On the programme was a presentation of the Information Economy Report (IER) 2015 by co-author, Torbjörn Fredriksson, of UNCTAD's Division on Technology and Logistics.

After a brief introduction to the work of UNCTAD, Fredriksson outlined the major findings of this edition of the report, which examines potential opportunities and challenges of e-commerce and how developing countries can optimize the benefits of today’s information society.

E-commerce refers to four types of transactions of goods and services by electronic means: business-to-business (B2B), business-to-consumer (B2C), consumer-to-consumer (C2C) and government-to-business (G2B). The report shows that B2B revenues are by far the largest, while B2C e-commerce is growing fast, especially in developing countries.

The IER also shows that e-commerce domestic transactions dominate in developed countries, while the picture is different in some developing countries.

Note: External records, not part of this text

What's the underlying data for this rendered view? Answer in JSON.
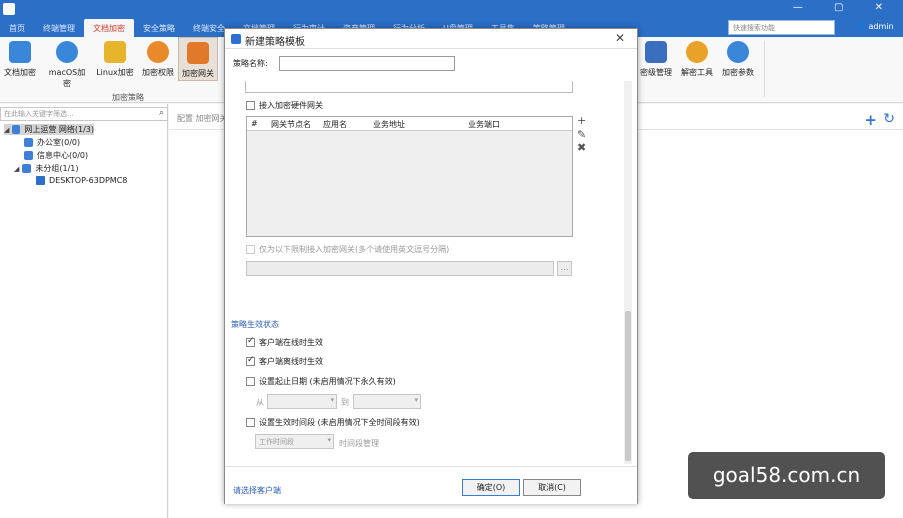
{
  "tabs": [
    "首页",
    "终端管理",
    "文档加密",
    "安全策略",
    "终端安全",
    "文档管理",
    "行为审计",
    "资产管理",
    "行为分析",
    "U盘管理",
    "工具集",
    "策略管理"
  ],
  "active_tab_index": 2,
  "search_placeholder": "快速搜索功能",
  "user_label": "admin",
  "ribbon_buttons": [
    {
      "label": "文档加密",
      "color": "#3a86d8"
    },
    {
      "label": "macOS加密",
      "color": "#3a86d8"
    },
    {
      "label": "Linux加密",
      "color": "#e6b52b"
    },
    {
      "label": "加密权限",
      "color": "#e98a2a"
    },
    {
      "label": "加密网关",
      "color": "#d9d9d9"
    },
    {
      "label": "密级管理",
      "color": "#3a6fc0"
    },
    {
      "label": "解密工具",
      "color": "#e8a22a"
    },
    {
      "label": "加密参数",
      "color": "#3a86d8"
    }
  ],
  "ribbon_group_label": "加密策略",
  "left": {
    "filter_placeholder": "在此输入关键字筛选...",
    "tree": [
      {
        "label": "网上运营 网络(1/3)",
        "level": 0
      },
      {
        "label": "办公室(0/0)",
        "level": 1
      },
      {
        "label": "信息中心(0/0)",
        "level": 1
      },
      {
        "label": "未分组(1/1)",
        "level": 1
      },
      {
        "label": "DESKTOP-63DPMC8",
        "level": 2
      }
    ]
  },
  "right": {
    "toolbar_text": "配置 加密网关"
  },
  "dialog": {
    "title": "新建策略模板",
    "name_label": "策略名称:",
    "name_value": "",
    "gateway_checkbox": "接入加密硬件网关",
    "table_headers": [
      "#",
      "网关节点名",
      "应用名",
      "业务地址",
      "业务端口"
    ],
    "only_gateway_text": "仅为以下限制接入加密网关(多个请使用英文逗号分隔)",
    "section_title": "策略生效状态",
    "opt_online": "客户端在线时生效",
    "opt_offline": "客户端离线时生效",
    "opt_date": "设置起止日期 (未启用情况下永久有效)",
    "from_label": "从",
    "to_label": "到",
    "opt_time": "设置生效时间段 (未启用情况下全时间段有效)",
    "time_select": "工作时间段",
    "time_manage": "时间段管理",
    "footer_link": "请选择客户端",
    "ok_label": "确定(O)",
    "cancel_label": "取消(C)"
  },
  "watermark": "goal58.com.cn"
}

"In India and Singapore, more than half of the transactions are cross-border, and in countries like Colombia, Paraguay and Venezuela, cross-border trade accounts for the bulk of e-commerce," Fredriksson said.

“But there is a higher share of Internet users involved in social networking than in buying online,” he added, stressing the importance of building trust among Internet users to involve them in e-commerce.

He also highlighted other important barriers to e-commerce, such as weak legal and regulatory frameworks, limited use of credit cards and under-developed financial systems in developing countries.

"E-commerce facilitates access to global value chains, new markets and suppliers, for instance, but it can also involve high costs of adaptation and increase the risk of fraud and job losses, hence contributing to the widening of the digital divide in the world," he said. “Our message in the latest report is that governments need to develop tailored strategies and engage relevant stakeholders in order to benefit from e-commerce.”

In the discussion that followed, the students’ questions touched on UNCTAD's activities in their countries, the share of world trade that corresponds to e-commerce and data collection.


*Bulgaria, China, Costa Rica, India, Italy, Iran, Kenya, Mexico, Pakistan, Peru, Philippines, Poland, Saudi Arabia, Singapore, Slovenia, South Korea, Switzerland, the United States, the United Kingdom.